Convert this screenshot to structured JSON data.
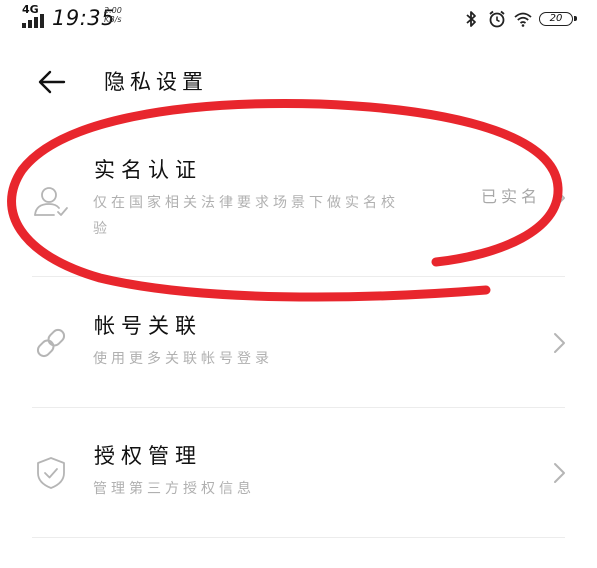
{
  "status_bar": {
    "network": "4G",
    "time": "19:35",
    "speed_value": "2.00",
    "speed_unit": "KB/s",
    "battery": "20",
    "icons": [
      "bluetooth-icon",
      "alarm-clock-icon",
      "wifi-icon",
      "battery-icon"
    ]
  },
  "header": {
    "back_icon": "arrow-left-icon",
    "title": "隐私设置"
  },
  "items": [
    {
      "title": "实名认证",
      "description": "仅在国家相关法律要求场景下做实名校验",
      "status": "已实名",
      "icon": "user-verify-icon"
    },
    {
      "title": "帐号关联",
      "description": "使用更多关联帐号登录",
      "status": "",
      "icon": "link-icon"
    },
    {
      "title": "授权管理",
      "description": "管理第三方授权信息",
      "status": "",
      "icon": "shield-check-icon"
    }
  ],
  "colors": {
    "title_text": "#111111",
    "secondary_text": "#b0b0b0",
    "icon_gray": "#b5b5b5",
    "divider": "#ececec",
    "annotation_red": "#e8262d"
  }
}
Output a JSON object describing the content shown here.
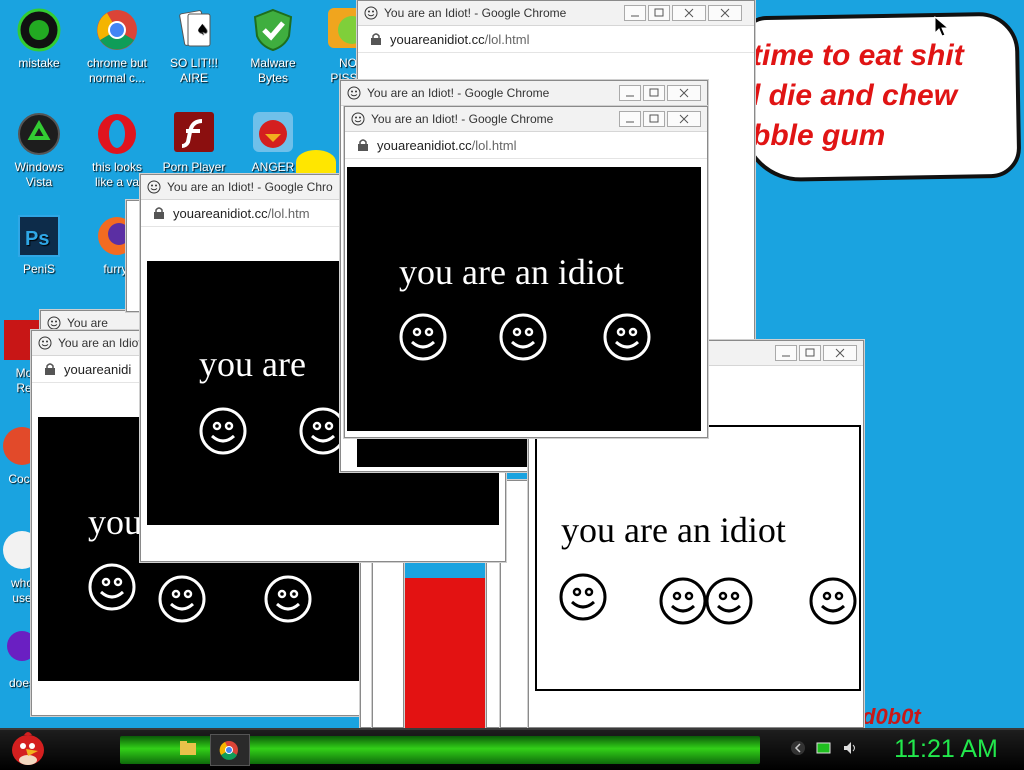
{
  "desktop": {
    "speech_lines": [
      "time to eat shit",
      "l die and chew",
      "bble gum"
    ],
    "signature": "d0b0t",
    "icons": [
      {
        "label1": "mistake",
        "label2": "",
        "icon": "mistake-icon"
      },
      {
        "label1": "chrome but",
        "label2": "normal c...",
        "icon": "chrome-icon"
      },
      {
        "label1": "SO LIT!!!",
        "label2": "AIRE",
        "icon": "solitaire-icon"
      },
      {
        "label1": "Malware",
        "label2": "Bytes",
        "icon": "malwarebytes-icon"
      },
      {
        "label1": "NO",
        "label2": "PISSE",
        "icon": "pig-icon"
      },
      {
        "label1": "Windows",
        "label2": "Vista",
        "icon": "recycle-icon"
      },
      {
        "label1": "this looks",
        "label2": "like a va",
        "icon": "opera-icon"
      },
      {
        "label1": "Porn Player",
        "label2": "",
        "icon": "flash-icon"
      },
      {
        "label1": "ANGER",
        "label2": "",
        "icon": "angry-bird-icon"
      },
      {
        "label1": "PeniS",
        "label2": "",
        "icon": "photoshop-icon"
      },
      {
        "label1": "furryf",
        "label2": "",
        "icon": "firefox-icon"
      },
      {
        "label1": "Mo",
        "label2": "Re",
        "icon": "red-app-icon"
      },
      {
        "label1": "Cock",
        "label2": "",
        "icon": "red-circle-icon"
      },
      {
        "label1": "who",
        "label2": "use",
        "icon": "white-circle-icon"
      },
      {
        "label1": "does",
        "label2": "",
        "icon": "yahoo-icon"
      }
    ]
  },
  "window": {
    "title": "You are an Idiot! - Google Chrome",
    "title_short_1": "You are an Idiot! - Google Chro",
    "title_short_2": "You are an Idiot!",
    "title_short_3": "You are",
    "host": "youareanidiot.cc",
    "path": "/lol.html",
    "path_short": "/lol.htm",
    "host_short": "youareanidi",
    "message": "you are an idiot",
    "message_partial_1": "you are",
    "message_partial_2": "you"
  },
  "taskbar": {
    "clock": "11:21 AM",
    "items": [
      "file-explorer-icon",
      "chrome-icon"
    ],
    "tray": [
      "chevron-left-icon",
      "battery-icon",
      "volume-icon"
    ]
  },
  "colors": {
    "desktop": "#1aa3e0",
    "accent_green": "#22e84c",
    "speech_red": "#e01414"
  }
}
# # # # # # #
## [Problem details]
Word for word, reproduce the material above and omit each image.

## [Solution]
Convert this screenshot to structured JSON data.
{
  "status_bar": {
    "network": "4G",
    "time": "19:35",
    "speed_value": "2.00",
    "speed_unit": "KB/s",
    "battery": "20",
    "icons": [
      "bluetooth-icon",
      "alarm-clock-icon",
      "wifi-icon",
      "battery-icon"
    ]
  },
  "header": {
    "back_icon": "arrow-left-icon",
    "title": "隐私设置"
  },
  "items": [
    {
      "title": "实名认证",
      "description": "仅在国家相关法律要求场景下做实名校验",
      "status": "已实名",
      "icon": "user-verify-icon"
    },
    {
      "title": "帐号关联",
      "description": "使用更多关联帐号登录",
      "status": "",
      "icon": "link-icon"
    },
    {
      "title": "授权管理",
      "description": "管理第三方授权信息",
      "status": "",
      "icon": "shield-check-icon"
    }
  ],
  "colors": {
    "title_text": "#111111",
    "secondary_text": "#b0b0b0",
    "icon_gray": "#b5b5b5",
    "divider": "#ececec",
    "annotation_red": "#e8262d"
  }
}
Output a JSON object describing the content shown here.
{
  "desktop": {
    "speech_lines": [
      "time to eat shit",
      "l die and chew",
      "bble gum"
    ],
    "signature": "d0b0t",
    "icons": [
      {
        "label1": "mistake",
        "label2": "",
        "icon": "mistake-icon"
      },
      {
        "label1": "chrome but",
        "label2": "normal c...",
        "icon": "chrome-icon"
      },
      {
        "label1": "SO LIT!!!",
        "label2": "AIRE",
        "icon": "solitaire-icon"
      },
      {
        "label1": "Malware",
        "label2": "Bytes",
        "icon": "malwarebytes-icon"
      },
      {
        "label1": "NO",
        "label2": "PISSE",
        "icon": "pig-icon"
      },
      {
        "label1": "Windows",
        "label2": "Vista",
        "icon": "recycle-icon"
      },
      {
        "label1": "this looks",
        "label2": "like a va",
        "icon": "opera-icon"
      },
      {
        "label1": "Porn Player",
        "label2": "",
        "icon": "flash-icon"
      },
      {
        "label1": "ANGER",
        "label2": "",
        "icon": "angry-bird-icon"
      },
      {
        "label1": "PeniS",
        "label2": "",
        "icon": "photoshop-icon"
      },
      {
        "label1": "furryf",
        "label2": "",
        "icon": "firefox-icon"
      },
      {
        "label1": "Mo",
        "label2": "Re",
        "icon": "red-app-icon"
      },
      {
        "label1": "Cock",
        "label2": "",
        "icon": "red-circle-icon"
      },
      {
        "label1": "who",
        "label2": "use",
        "icon": "white-circle-icon"
      },
      {
        "label1": "does",
        "label2": "",
        "icon": "yahoo-icon"
      }
    ]
  },
  "window": {
    "title": "You are an Idiot! - Google Chrome",
    "title_short_1": "You are an Idiot! - Google Chro",
    "title_short_2": "You are an Idiot!",
    "title_short_3": "You are",
    "host": "youareanidiot.cc",
    "path": "/lol.html",
    "path_short": "/lol.htm",
    "host_short": "youareanidi",
    "message": "you are an idiot",
    "message_partial_1": "you are",
    "message_partial_2": "you"
  },
  "taskbar": {
    "clock": "11:21 AM",
    "items": [
      "file-explorer-icon",
      "chrome-icon"
    ],
    "tray": [
      "chevron-left-icon",
      "battery-icon",
      "volume-icon"
    ]
  },
  "colors": {
    "desktop": "#1aa3e0",
    "accent_green": "#22e84c",
    "speech_red": "#e01414"
  }
}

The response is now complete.